* What is expected *
Every entry must be repeated exactly. Exclude all pictures.

* Stored data entries *
....

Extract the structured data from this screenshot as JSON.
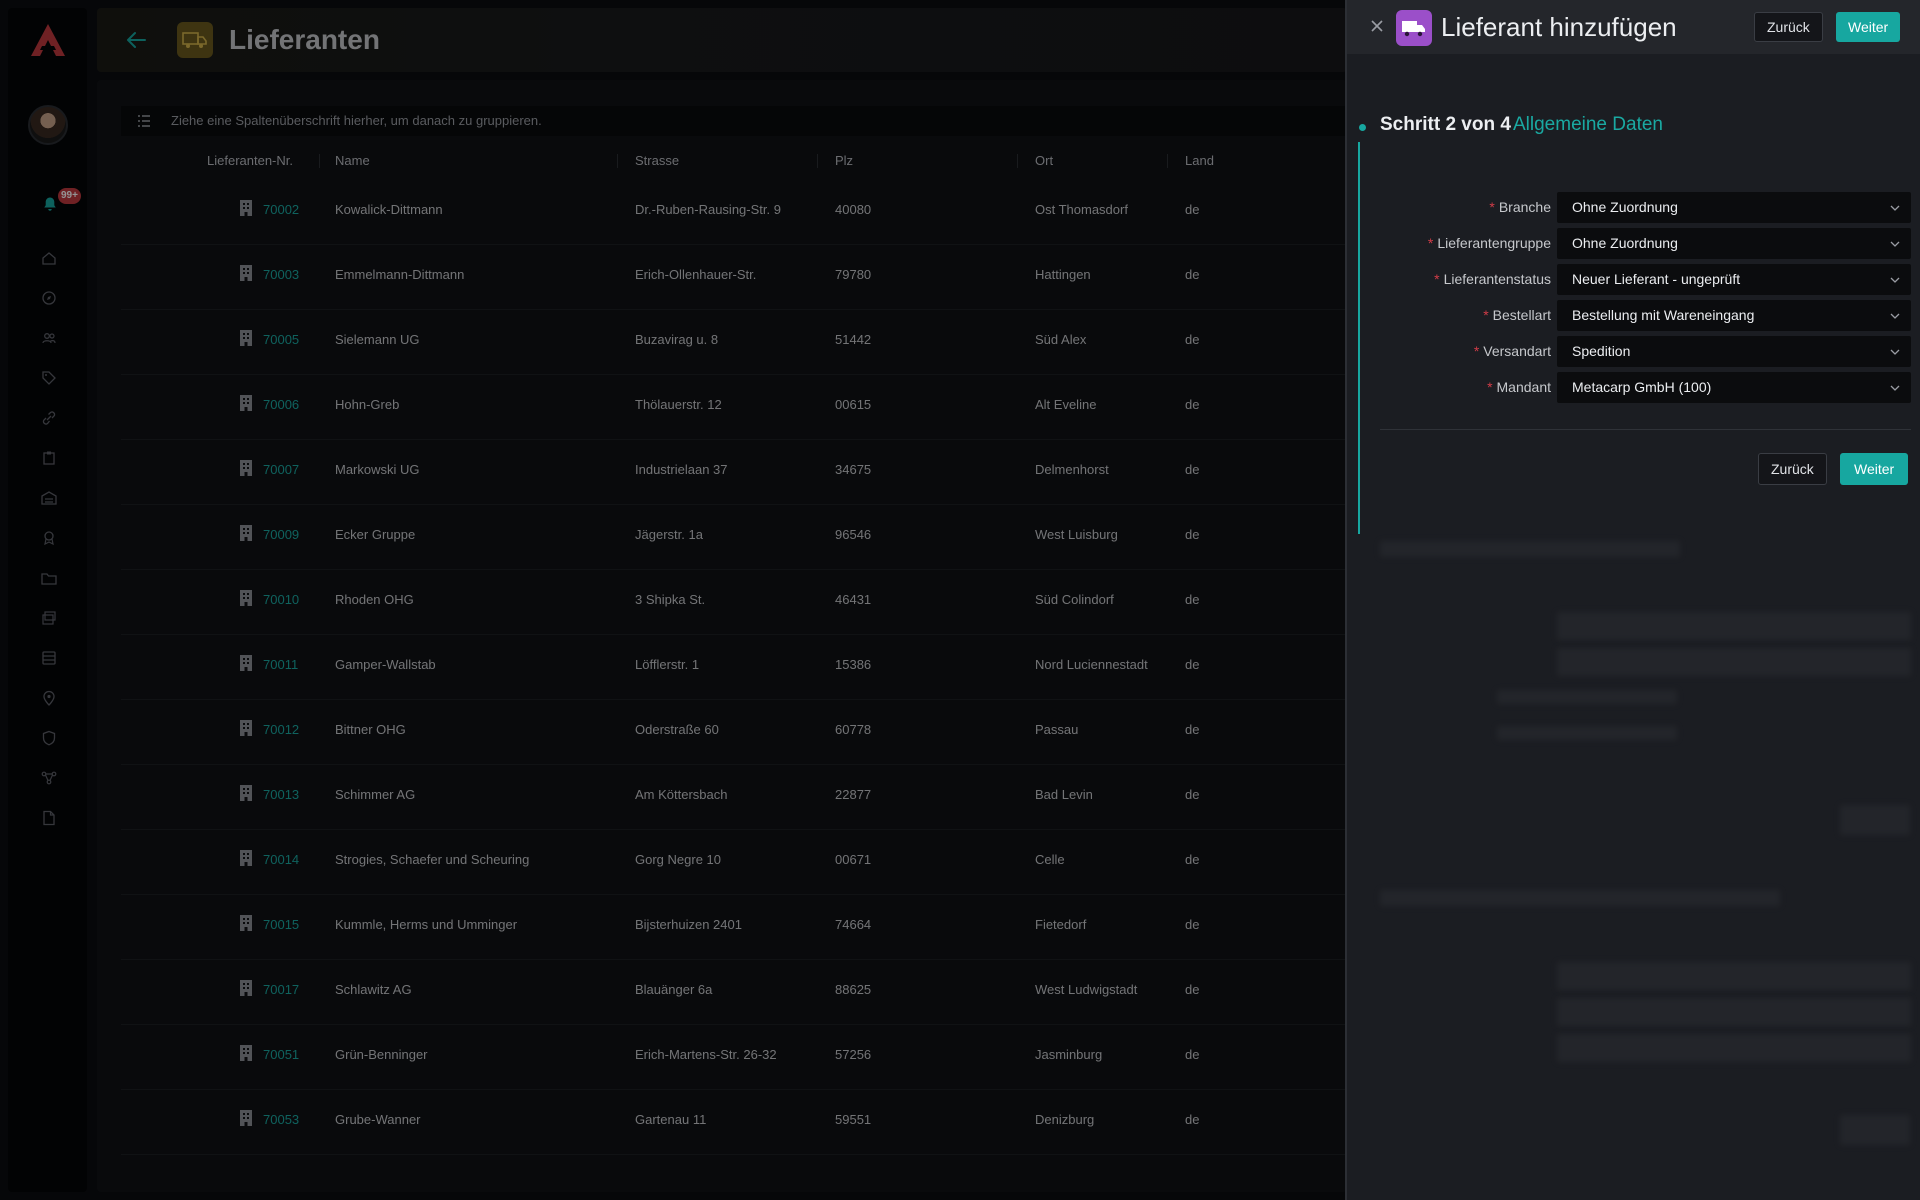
{
  "sidebar": {
    "notification_count": "99+",
    "nav": [
      "home-icon",
      "compass-icon",
      "users-icon",
      "tag-icon",
      "link-icon",
      "clipboard-icon",
      "warehouse-icon",
      "award-icon",
      "folder-icon",
      "stack-icon",
      "archive-icon",
      "location-icon",
      "shield-icon",
      "network-icon",
      "document-icon"
    ]
  },
  "header": {
    "title": "Lieferanten"
  },
  "groupbar": {
    "text": "Ziehe eine Spaltenüberschrift hierher, um danach zu gruppieren."
  },
  "table": {
    "columns": [
      "Lieferanten-Nr.",
      "Name",
      "Strasse",
      "Plz",
      "Ort",
      "Land"
    ],
    "rows": [
      {
        "nr": "70002",
        "name": "Kowalick-Dittmann",
        "strasse": "Dr.-Ruben-Rausing-Str. 9",
        "plz": "40080",
        "ort": "Ost Thomasdorf",
        "land": "de"
      },
      {
        "nr": "70003",
        "name": "Emmelmann-Dittmann",
        "strasse": "Erich-Ollenhauer-Str.",
        "plz": "79780",
        "ort": "Hattingen",
        "land": "de"
      },
      {
        "nr": "70005",
        "name": "Sielemann UG",
        "strasse": "Buzavirag u. 8",
        "plz": "51442",
        "ort": "Süd Alex",
        "land": "de"
      },
      {
        "nr": "70006",
        "name": "Hohn-Greb",
        "strasse": "Thölauerstr. 12",
        "plz": "00615",
        "ort": "Alt Eveline",
        "land": "de"
      },
      {
        "nr": "70007",
        "name": "Markowski UG",
        "strasse": "Industrielaan 37",
        "plz": "34675",
        "ort": "Delmenhorst",
        "land": "de"
      },
      {
        "nr": "70009",
        "name": "Ecker Gruppe",
        "strasse": "Jägerstr. 1a",
        "plz": "96546",
        "ort": "West Luisburg",
        "land": "de"
      },
      {
        "nr": "70010",
        "name": "Rhoden OHG",
        "strasse": "3 Shipka St.",
        "plz": "46431",
        "ort": "Süd Colindorf",
        "land": "de"
      },
      {
        "nr": "70011",
        "name": "Gamper-Wallstab",
        "strasse": "Löfflerstr. 1",
        "plz": "15386",
        "ort": "Nord Luciennestadt",
        "land": "de"
      },
      {
        "nr": "70012",
        "name": "Bittner OHG",
        "strasse": "Oderstraße 60",
        "plz": "60778",
        "ort": "Passau",
        "land": "de"
      },
      {
        "nr": "70013",
        "name": "Schimmer AG",
        "strasse": "Am Köttersbach",
        "plz": "22877",
        "ort": "Bad Levin",
        "land": "de"
      },
      {
        "nr": "70014",
        "name": "Strogies, Schaefer und Scheuring",
        "strasse": "Gorg Negre 10",
        "plz": "00671",
        "ort": "Celle",
        "land": "de"
      },
      {
        "nr": "70015",
        "name": "Kummle, Herms und Umminger",
        "strasse": "Bijsterhuizen 2401",
        "plz": "74664",
        "ort": "Fietedorf",
        "land": "de"
      },
      {
        "nr": "70017",
        "name": "Schlawitz AG",
        "strasse": "Blauänger 6a",
        "plz": "88625",
        "ort": "West Ludwigstadt",
        "land": "de"
      },
      {
        "nr": "70051",
        "name": "Grün-Benninger",
        "strasse": "Erich-Martens-Str. 26-32",
        "plz": "57256",
        "ort": "Jasminburg",
        "land": "de"
      },
      {
        "nr": "70053",
        "name": "Grube-Wanner",
        "strasse": "Gartenau 11",
        "plz": "59551",
        "ort": "Denizburg",
        "land": "de"
      }
    ]
  },
  "drawer": {
    "title": "Lieferant hinzufügen",
    "back_label": "Zurück",
    "next_label": "Weiter",
    "step_title": "Schritt 2 von 4",
    "step_subtitle": "Allgemeine Daten",
    "fields": [
      {
        "label": "Branche",
        "value": "Ohne Zuordnung"
      },
      {
        "label": "Lieferantengruppe",
        "value": "Ohne Zuordnung"
      },
      {
        "label": "Lieferantenstatus",
        "value": "Neuer Lieferant - ungeprüft"
      },
      {
        "label": "Bestellart",
        "value": "Bestellung mit Wareneingang"
      },
      {
        "label": "Versandart",
        "value": "Spedition"
      },
      {
        "label": "Mandant",
        "value": "Metacarp GmbH (100)"
      }
    ],
    "form_back_label": "Zurück",
    "form_next_label": "Weiter"
  },
  "colors": {
    "accent": "#17a7a0",
    "required": "#d23c48",
    "page_icon": "#6b5b1e",
    "drawer_icon": "#9b4fc9"
  }
}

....

* Reply to the task *
Extract the structured data from this screenshot as JSON.
{
  "sidebar": {
    "notification_count": "99+",
    "nav": [
      "home-icon",
      "compass-icon",
      "users-icon",
      "tag-icon",
      "link-icon",
      "clipboard-icon",
      "warehouse-icon",
      "award-icon",
      "folder-icon",
      "stack-icon",
      "archive-icon",
      "location-icon",
      "shield-icon",
      "network-icon",
      "document-icon"
    ]
  },
  "header": {
    "title": "Lieferanten"
  },
  "groupbar": {
    "text": "Ziehe eine Spaltenüberschrift hierher, um danach zu gruppieren."
  },
  "table": {
    "columns": [
      "Lieferanten-Nr.",
      "Name",
      "Strasse",
      "Plz",
      "Ort",
      "Land"
    ],
    "rows": [
      {
        "nr": "70002",
        "name": "Kowalick-Dittmann",
        "strasse": "Dr.-Ruben-Rausing-Str. 9",
        "plz": "40080",
        "ort": "Ost Thomasdorf",
        "land": "de"
      },
      {
        "nr": "70003",
        "name": "Emmelmann-Dittmann",
        "strasse": "Erich-Ollenhauer-Str.",
        "plz": "79780",
        "ort": "Hattingen",
        "land": "de"
      },
      {
        "nr": "70005",
        "name": "Sielemann UG",
        "strasse": "Buzavirag u. 8",
        "plz": "51442",
        "ort": "Süd Alex",
        "land": "de"
      },
      {
        "nr": "70006",
        "name": "Hohn-Greb",
        "strasse": "Thölauerstr. 12",
        "plz": "00615",
        "ort": "Alt Eveline",
        "land": "de"
      },
      {
        "nr": "70007",
        "name": "Markowski UG",
        "strasse": "Industrielaan 37",
        "plz": "34675",
        "ort": "Delmenhorst",
        "land": "de"
      },
      {
        "nr": "70009",
        "name": "Ecker Gruppe",
        "strasse": "Jägerstr. 1a",
        "plz": "96546",
        "ort": "West Luisburg",
        "land": "de"
      },
      {
        "nr": "70010",
        "name": "Rhoden OHG",
        "strasse": "3 Shipka St.",
        "plz": "46431",
        "ort": "Süd Colindorf",
        "land": "de"
      },
      {
        "nr": "70011",
        "name": "Gamper-Wallstab",
        "strasse": "Löfflerstr. 1",
        "plz": "15386",
        "ort": "Nord Luciennestadt",
        "land": "de"
      },
      {
        "nr": "70012",
        "name": "Bittner OHG",
        "strasse": "Oderstraße 60",
        "plz": "60778",
        "ort": "Passau",
        "land": "de"
      },
      {
        "nr": "70013",
        "name": "Schimmer AG",
        "strasse": "Am Köttersbach",
        "plz": "22877",
        "ort": "Bad Levin",
        "land": "de"
      },
      {
        "nr": "70014",
        "name": "Strogies, Schaefer und Scheuring",
        "strasse": "Gorg Negre 10",
        "plz": "00671",
        "ort": "Celle",
        "land": "de"
      },
      {
        "nr": "70015",
        "name": "Kummle, Herms und Umminger",
        "strasse": "Bijsterhuizen 2401",
        "plz": "74664",
        "ort": "Fietedorf",
        "land": "de"
      },
      {
        "nr": "70017",
        "name": "Schlawitz AG",
        "strasse": "Blauänger 6a",
        "plz": "88625",
        "ort": "West Ludwigstadt",
        "land": "de"
      },
      {
        "nr": "70051",
        "name": "Grün-Benninger",
        "strasse": "Erich-Martens-Str. 26-32",
        "plz": "57256",
        "ort": "Jasminburg",
        "land": "de"
      },
      {
        "nr": "70053",
        "name": "Grube-Wanner",
        "strasse": "Gartenau 11",
        "plz": "59551",
        "ort": "Denizburg",
        "land": "de"
      }
    ]
  },
  "drawer": {
    "title": "Lieferant hinzufügen",
    "back_label": "Zurück",
    "next_label": "Weiter",
    "step_title": "Schritt 2 von 4",
    "step_subtitle": "Allgemeine Daten",
    "fields": [
      {
        "label": "Branche",
        "value": "Ohne Zuordnung"
      },
      {
        "label": "Lieferantengruppe",
        "value": "Ohne Zuordnung"
      },
      {
        "label": "Lieferantenstatus",
        "value": "Neuer Lieferant - ungeprüft"
      },
      {
        "label": "Bestellart",
        "value": "Bestellung mit Wareneingang"
      },
      {
        "label": "Versandart",
        "value": "Spedition"
      },
      {
        "label": "Mandant",
        "value": "Metacarp GmbH (100)"
      }
    ],
    "form_back_label": "Zurück",
    "form_next_label": "Weiter"
  },
  "colors": {
    "accent": "#17a7a0",
    "required": "#d23c48",
    "page_icon": "#6b5b1e",
    "drawer_icon": "#9b4fc9"
  }
}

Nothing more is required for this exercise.